GOAL OF THE EXERCISE
Only lines holding the word "satellite" are wanted. Copy them from the listing below.

RECORD EXTRACTS
■ ■ ■ ■ ■
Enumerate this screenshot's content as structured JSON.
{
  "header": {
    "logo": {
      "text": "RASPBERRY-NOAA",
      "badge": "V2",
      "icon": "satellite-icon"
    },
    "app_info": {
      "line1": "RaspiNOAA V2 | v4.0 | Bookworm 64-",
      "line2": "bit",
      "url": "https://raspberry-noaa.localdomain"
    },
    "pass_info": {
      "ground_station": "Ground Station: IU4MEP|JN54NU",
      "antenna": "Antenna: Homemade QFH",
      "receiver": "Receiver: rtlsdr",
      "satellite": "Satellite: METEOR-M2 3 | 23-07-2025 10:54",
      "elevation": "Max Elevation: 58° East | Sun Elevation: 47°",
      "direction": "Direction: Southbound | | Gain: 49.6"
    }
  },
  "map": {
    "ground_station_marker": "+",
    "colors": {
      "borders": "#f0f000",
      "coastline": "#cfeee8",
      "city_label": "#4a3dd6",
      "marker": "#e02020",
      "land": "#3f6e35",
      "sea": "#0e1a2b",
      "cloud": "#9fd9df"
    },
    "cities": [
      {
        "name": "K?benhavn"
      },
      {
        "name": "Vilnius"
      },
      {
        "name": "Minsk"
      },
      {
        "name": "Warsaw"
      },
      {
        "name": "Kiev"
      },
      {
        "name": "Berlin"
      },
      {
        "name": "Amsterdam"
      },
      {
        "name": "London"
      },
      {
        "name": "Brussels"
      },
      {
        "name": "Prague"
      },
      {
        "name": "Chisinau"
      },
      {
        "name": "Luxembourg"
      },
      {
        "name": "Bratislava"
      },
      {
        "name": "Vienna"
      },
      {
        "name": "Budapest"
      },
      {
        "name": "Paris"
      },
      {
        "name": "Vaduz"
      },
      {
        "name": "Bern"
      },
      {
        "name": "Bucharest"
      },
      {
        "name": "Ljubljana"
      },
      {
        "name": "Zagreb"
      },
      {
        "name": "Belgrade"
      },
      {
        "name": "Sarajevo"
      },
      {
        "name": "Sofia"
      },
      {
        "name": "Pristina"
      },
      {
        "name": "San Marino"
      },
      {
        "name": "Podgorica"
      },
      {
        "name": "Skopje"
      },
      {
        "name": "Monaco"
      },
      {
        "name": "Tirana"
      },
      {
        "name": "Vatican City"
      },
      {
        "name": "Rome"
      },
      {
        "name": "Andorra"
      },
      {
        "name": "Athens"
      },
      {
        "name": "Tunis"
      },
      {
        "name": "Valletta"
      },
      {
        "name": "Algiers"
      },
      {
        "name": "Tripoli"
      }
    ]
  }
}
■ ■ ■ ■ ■
TASK ANSWER
      "icon": "satellite-icon"
      "satellite": "Satellite: METEOR-M2 3 | 23-07-2025 10:54",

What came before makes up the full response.